The budget projects the sub-5-per-cent lofty unemployment goal to occur in 2022/23 - however much of it is predicated on existing pandemic levels remaining the same, or better, including a mass vaccination program available to all Australians who want it by the end of 2021.


One contributor to the employment picture is the absence of international migration. When the international borders reopen more broadly some time during 2021/22, the government will have to carefully consider skilled migration balanced against its training efforts in this budget - including $2.7 billion to expand the Boosting Apprenticeship Commencements program and $506 million to expand JobTrainer - to give Australians the skills to meet skills shortages.


The budget estimates that it could now be the early 2030s before a federal budget returns to surplus - words one would have thought unthinkable to be uttered by a Liberal treasurer in the era of Prime Ministers Abbott or Howard. Commonwealth net debt will rocket from $617 billion in 2021/22 to $980 billion by 2024/25.
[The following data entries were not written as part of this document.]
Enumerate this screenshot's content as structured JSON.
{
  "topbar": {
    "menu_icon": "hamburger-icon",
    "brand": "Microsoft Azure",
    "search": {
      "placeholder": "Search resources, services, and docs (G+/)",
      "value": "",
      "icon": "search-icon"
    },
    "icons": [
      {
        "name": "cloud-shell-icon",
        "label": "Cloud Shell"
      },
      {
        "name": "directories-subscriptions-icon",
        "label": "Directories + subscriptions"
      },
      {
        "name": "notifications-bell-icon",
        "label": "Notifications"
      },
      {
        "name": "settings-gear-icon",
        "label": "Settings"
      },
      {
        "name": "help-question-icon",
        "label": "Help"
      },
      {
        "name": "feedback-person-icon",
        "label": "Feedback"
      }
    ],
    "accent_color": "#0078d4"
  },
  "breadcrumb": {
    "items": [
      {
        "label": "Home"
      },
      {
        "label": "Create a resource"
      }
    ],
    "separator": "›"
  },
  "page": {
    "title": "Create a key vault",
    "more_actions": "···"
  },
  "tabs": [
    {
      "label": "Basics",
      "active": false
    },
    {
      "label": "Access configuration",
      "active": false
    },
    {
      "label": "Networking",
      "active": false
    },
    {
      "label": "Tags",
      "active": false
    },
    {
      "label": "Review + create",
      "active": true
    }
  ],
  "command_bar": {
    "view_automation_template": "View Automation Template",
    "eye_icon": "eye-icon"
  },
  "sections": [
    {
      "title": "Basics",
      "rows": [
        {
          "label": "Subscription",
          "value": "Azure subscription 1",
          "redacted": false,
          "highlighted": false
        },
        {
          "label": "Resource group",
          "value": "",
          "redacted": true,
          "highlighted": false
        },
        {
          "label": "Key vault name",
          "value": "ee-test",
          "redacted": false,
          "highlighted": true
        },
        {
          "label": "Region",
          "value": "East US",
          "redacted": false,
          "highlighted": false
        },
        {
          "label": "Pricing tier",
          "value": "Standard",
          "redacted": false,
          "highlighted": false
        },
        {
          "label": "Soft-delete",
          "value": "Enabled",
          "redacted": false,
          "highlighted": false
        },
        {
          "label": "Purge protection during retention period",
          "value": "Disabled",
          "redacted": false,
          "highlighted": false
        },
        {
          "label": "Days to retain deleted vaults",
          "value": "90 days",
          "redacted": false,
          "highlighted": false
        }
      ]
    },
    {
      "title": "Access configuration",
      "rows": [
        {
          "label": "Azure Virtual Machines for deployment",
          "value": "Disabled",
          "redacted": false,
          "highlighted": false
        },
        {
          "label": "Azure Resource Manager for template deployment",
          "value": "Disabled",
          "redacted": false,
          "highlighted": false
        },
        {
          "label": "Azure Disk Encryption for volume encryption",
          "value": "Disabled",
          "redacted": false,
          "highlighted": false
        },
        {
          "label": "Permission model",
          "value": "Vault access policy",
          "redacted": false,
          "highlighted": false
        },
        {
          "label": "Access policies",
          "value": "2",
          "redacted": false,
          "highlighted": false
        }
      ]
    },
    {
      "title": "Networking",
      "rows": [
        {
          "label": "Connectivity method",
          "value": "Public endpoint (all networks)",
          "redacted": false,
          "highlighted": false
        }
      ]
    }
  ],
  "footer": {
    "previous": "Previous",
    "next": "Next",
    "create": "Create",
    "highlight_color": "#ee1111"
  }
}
The Treasurer indicated Australia's retention of the cherished triple-A credit rating from the major ratings agencies gave the government reassurance that its borrowings were manageable due to disciplined fiscal management before the pandemic hit, and low borrowing costs with central banks slashing interest rates to historic lows.


The shadow treasurer will deliver a reply speech on Thursday, with Labor's $15 billion National Reconstruction Fund initiative bound to be a centrepiece. The Coalition's budget did not include a competing policy to stimulate Australian manufacturing, investing only $1.5 billion by comparison in a modern manufacturing strategy.


The Coalition also failed to counter Labor's response to the delayed October 2020 budget of a $20 billion Rewiring the Nation energy infrastructure fund to modernise Australia's electricity generation and transmission grid.


The Coalition has instead elected to focus on its company tax cuts agenda, letting the economy pick its own winners rather than government. Businesses will be able to avail themselves of a further $20.7 billion in tax relief over the next four years, on top of $16 billion in tax cuts and other spending incentives for small to medium-sized businesses and tradies by 2023/24.


Treasury projects that Australia's gross domestic product - a rough measure of the size and strength of the economy - to continue roaring back into shape, with the 0.75 per cent growth in 2020/21 now estimated to be 1.25 per cent - helped in no small part by China's insatiable demand for iron ore, and hence record high prices and resultant royalty revenue for government at rates unseen even during the mining boom. To be safe, Treasury has maintained a conservative estimated future price for iron ore, meaning the budget will recover more quickly if prices continue to surge. Treasury also estimates this financial year's GDP slump will be countered by an estimated whopping 4.25 per cent in 2021/22 (previous forecasts were 3.5 per cent), settling back down in the more historical trend 2.25-2.5 per cent range in the forward estimates years.


-- with AAP